Inquiry-based learning is a student-centered teaching method that encourages students to ask questions and investigate real-world problems. It often enables students to connect what they are learning in school to the real world. The heart of inquiry-based learning is that students identify a question, problem, or topic that is rooted in the real world; they investigate the issue by using their critical-thinking and problem-solving skills; and they generate possible solutions or answers to questions and problems.
One way to define inquiry-based learning is to look at four types of inquiry:
- Confirmation Inquiry. A confirmation-inquiry approach starts with the answer to a question. Then, students work backwards to see if the answer is logical and acceptable.

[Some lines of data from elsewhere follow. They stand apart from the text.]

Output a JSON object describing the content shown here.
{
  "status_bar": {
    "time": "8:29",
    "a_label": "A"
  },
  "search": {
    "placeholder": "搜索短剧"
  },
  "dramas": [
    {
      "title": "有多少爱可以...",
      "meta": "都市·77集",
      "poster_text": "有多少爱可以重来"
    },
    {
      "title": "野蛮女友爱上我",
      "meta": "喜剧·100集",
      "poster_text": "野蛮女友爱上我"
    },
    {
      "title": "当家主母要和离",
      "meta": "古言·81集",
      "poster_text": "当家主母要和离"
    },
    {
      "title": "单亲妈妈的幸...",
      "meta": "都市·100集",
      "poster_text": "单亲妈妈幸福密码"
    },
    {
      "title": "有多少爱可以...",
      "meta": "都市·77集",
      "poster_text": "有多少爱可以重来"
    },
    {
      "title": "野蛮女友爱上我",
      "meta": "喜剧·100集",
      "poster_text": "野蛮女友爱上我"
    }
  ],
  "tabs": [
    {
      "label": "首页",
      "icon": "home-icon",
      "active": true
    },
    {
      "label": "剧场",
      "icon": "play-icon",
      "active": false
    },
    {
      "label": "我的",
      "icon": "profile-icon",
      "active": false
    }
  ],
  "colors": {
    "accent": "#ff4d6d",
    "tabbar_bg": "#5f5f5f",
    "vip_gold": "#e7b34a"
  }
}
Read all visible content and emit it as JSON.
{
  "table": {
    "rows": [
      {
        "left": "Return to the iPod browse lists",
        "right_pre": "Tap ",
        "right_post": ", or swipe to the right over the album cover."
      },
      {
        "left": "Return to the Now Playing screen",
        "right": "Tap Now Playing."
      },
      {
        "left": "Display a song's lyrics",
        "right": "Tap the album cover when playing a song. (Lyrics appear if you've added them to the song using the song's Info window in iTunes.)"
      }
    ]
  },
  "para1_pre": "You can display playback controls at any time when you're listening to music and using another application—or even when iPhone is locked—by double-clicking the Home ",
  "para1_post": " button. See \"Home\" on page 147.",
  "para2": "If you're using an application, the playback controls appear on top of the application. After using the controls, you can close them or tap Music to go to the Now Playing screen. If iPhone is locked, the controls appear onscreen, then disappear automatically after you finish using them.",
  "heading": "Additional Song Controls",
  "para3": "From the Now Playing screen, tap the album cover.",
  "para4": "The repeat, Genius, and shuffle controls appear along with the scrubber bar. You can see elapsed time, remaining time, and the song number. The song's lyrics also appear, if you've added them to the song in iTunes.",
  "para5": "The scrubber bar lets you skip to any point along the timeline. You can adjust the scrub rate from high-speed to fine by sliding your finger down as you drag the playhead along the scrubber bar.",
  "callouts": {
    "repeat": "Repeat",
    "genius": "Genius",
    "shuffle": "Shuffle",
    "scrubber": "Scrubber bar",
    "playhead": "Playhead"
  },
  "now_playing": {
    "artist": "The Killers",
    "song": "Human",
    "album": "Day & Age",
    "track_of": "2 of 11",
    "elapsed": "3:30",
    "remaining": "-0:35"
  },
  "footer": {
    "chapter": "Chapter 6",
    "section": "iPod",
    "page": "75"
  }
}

- Guided Inquiry. In a guided-inquiry approach, instructors lead students through the inquiry process, help them to ask useful questions, and aid them in finding solutions to problems. This is often used in elementary and middle school classes as students are learning the basics of problem solving and critical thinking.
- Open Inquiry. This free-form approach is often seen in the humanities to explore a concept in-depth or to engage in a debate. It involves students exploring their interests and asking questions about a topic they are studying. Open inquiry is therefore largely student driven. A parent or Learning Coach may guide students to a topic, but the students themselves ask the questions.
- Structured Inquiry. A structured inquiry is when a student is given a problem and the student investigates the problem by using a structure or format. This is frequently seen when students use a scientific process to investigate an issue. Structured inquiry often lends itself to the sciences and to problems that require a type of sequential process.
A curriculum can focus on one of the types of inquiry, or it can use a mixture of types.